The park where the Cabrillo National Monument sits is also home to one of the most thriving and diverse animal communities - the rocky intertidal zone, where marine plants and animals live. The word intertidal refers to the unique ecosystem existing between the high and low tides along the shore. Tidepools are depressions where water becomes trapped during low tides.
Species that live in the tidepools are coralline algae, chitons, limpets, barnacles, mussels, hermit shore crabs, spongy dead man’s fingers, bat stars, surf grass, and sea hare, among others. This marine habitat is open to the public, with the recommendation that visitors explore and experience, but walk gently and not handle or remove anything.
A variety of shells species also reside in the intertidal zone. Among the species are the wavy turban snail (Turbo fluctuosus), a sea snail with an ovate-conic shape, and conic spire in light olive-green to brown and white colors. Also in residence is the chestnut cowrie (Neobernaya spadicea), a highly glossy shell with caramel color and a dark border, and chitons that are marine mollusks with a shell composed of eight separate plates.
Old Point Loma Lighthouse & the Shell Art Treasures
The fascinating shell art treasures referenced at the beginning of the article were almost hidden away inside the assistant keeper’s quarters of the old Point Loma Lighthouse. The lighthouse is one of the earliest U.S. Government lighthouses on the Pacific Coast. Built in 1854, it is now part of Cabrillo National Monument. The main lighthouse building with a protruding tower from the center houses the keeper’s dwelling and the lighthouse system, the 1822-invented Fresnel lens. That ingenious system of glass prisms and bull’s eye lenses collects light rays and forms them into a single powerful beam.
The lighthouse keepers’ duties were to keep the oil lamp burning from sunset to sunrise, clean the lenses, attend to maintenance, and conduct any necessary repairs. The work was continuous, besides living isolated. The last lighthouse keeper was Robert D. Israel, along with his wife, Maria. They lived at the lighthouse for almost 20 years, from 1871 to 1891, raising their family. Maria’s family was one of the earliest settlers of San Diego.

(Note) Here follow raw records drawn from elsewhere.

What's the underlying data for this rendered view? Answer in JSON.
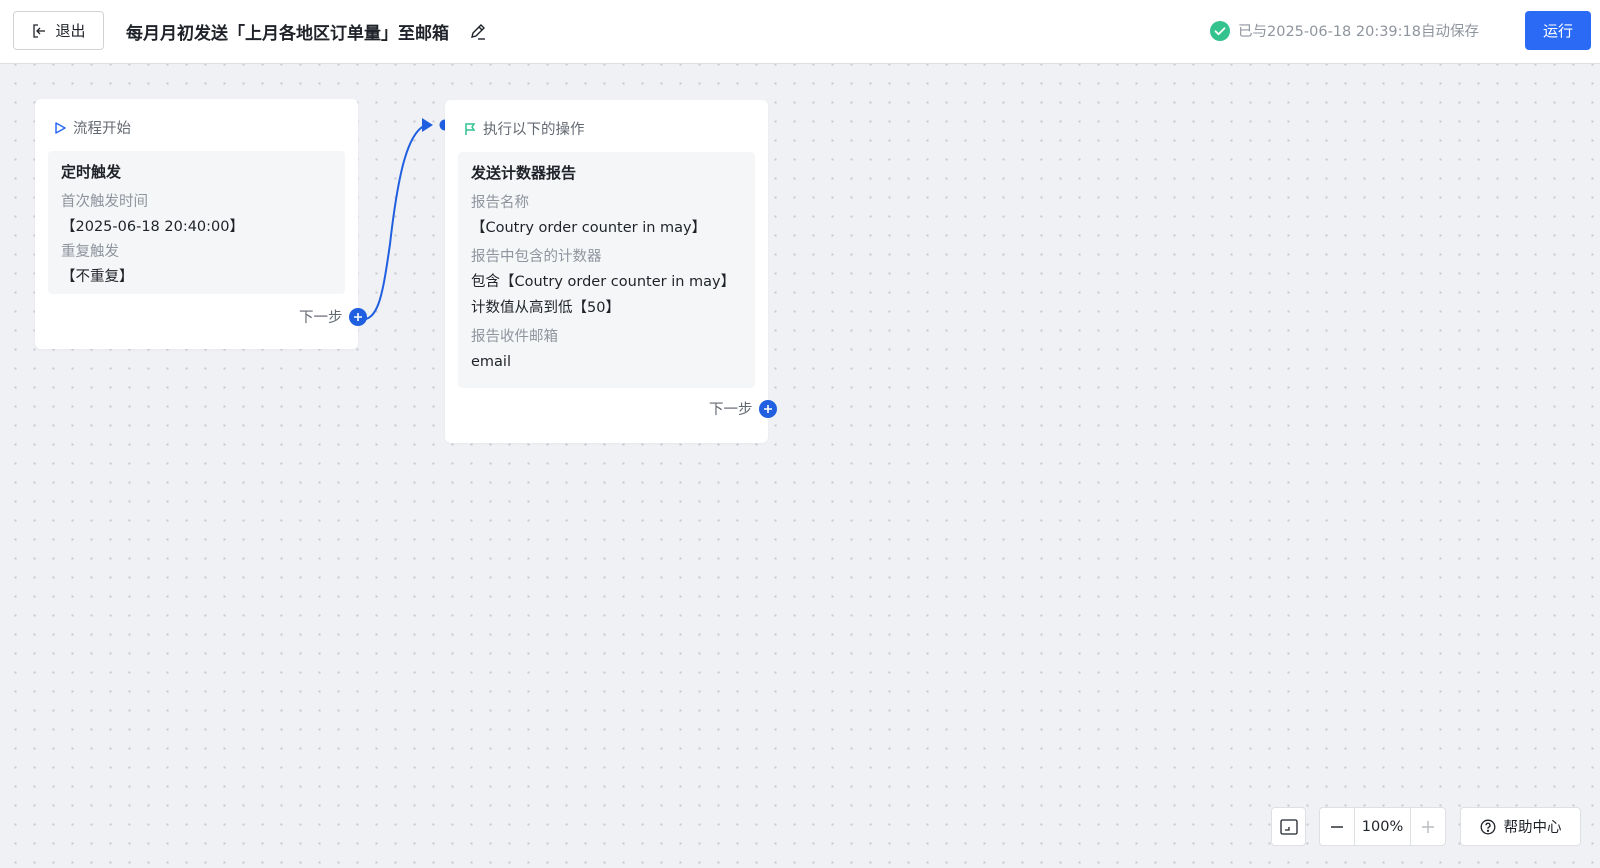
{
  "header": {
    "exit_label": "退出",
    "flow_title": "每月月初发送「上月各地区订单量」至邮箱",
    "save_status": "已与2025-06-18 20:39:18自动保存",
    "run_label": "运行"
  },
  "nodes": {
    "start": {
      "header": "流程开始",
      "title": "定时触发",
      "first_trigger_label": "首次触发时间",
      "first_trigger_value": "【2025-06-18 20:40:00】",
      "repeat_label": "重复触发",
      "repeat_value": "【不重复】",
      "next_label": "下一步"
    },
    "action": {
      "header": "执行以下的操作",
      "title": "发送计数器报告",
      "report_name_label": "报告名称",
      "report_name_value": "【Coutry order counter in may】",
      "counters_label": "报告中包含的计数器",
      "counters_value_1": "包含【Coutry order counter in may】",
      "counters_value_2": "计数值从高到低【50】",
      "recipient_label": "报告收件邮箱",
      "recipient_value": "email",
      "next_label": "下一步"
    }
  },
  "toolbar": {
    "zoom_value": "100%",
    "help_label": "帮助中心"
  },
  "colors": {
    "accent": "#2b6af5",
    "connector": "#1f5fe0",
    "success": "#34c38f"
  }
}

Maria raised their sons, and for three years, she also served as assistant keeper (The Old Point Loma Lighthouse, 2007, Cabrillo National Monument Foundation).
During her free time, Maria Isreal created beautiful and intricate floral designs with a treasured wealth of shells that her children collected from the tidepool area. Many of the shells were chitons, wavy turban snails, chestnut cowrie, and broken abalone shells. She made her charming creations and set them into wooden frames. Two of these elaborate artworks hang on the wall of the parlor in the assistant keeper’s house. The large oval artwork is above the fireplace mantel and the other on a wall. Maria also used her husband’s small paintings as centerpieces and surrounded them with her shell artwork. Also on the mantel are small jewelry-style wooden boxes decorated with shells. She sometimes sold her pieces to lighthouse visitors.
Unfortunately, the room is closed off with a rope, so visitors can only stand at the
doorstep without being able to get close to these shell art pieces. Thankfully I read about them in the park’s brochure and went searching for them. Had I not, I would probably not have noticed them, and they are a product of time, patience, and creativity woven together with nature’s shell treasures.
First pieces of shell art, or shellwork as it is often referred to, appeared in the 17th century on boxes and caskets, and by the 18th century and the 19th-century Victorian era, shellwork became a popular craft.
Today, many artists, especially those living close to the ocean, create beautiful shell art. Some shells are left in their natural colors, while others are brightly painted. Many of these artworks are individual shells painted decoratively, while others are ornate, complex pieces, with an assortment of shells and rocks assembled in creative designs.